Directions: Go through the entries below. Copy each line in which "告诉行家你需要咨询的问题" appears.

Given records:
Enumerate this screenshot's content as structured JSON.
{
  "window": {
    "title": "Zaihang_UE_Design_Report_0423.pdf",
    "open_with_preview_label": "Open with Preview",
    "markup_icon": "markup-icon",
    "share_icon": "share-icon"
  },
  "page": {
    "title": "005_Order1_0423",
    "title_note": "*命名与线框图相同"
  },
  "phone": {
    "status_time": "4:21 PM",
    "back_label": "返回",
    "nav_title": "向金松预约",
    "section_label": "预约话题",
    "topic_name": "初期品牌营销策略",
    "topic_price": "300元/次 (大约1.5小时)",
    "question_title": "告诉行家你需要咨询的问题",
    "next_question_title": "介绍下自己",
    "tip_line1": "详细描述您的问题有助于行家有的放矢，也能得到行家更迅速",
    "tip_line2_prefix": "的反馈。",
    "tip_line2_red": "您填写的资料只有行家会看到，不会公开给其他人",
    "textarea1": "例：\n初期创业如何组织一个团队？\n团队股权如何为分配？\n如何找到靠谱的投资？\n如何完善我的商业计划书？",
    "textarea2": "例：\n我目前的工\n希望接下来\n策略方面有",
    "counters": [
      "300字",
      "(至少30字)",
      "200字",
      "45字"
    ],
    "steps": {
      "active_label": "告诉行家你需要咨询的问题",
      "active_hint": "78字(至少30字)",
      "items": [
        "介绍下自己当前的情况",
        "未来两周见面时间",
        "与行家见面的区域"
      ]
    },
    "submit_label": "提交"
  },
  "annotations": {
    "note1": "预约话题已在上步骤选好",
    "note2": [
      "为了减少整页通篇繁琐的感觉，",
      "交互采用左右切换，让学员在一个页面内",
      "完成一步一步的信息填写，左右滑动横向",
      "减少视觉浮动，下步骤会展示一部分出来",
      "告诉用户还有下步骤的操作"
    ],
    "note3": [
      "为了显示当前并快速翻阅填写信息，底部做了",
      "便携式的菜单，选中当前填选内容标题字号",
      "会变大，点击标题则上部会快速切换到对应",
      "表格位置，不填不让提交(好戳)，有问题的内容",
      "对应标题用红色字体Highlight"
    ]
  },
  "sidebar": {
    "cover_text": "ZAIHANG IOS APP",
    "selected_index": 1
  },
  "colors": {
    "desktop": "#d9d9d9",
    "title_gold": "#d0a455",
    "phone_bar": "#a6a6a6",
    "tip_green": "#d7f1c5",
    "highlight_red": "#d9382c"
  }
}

Task answer:
    "question_title": "告诉行家你需要咨询的问题",
      "active_label": "告诉行家你需要咨询的问题",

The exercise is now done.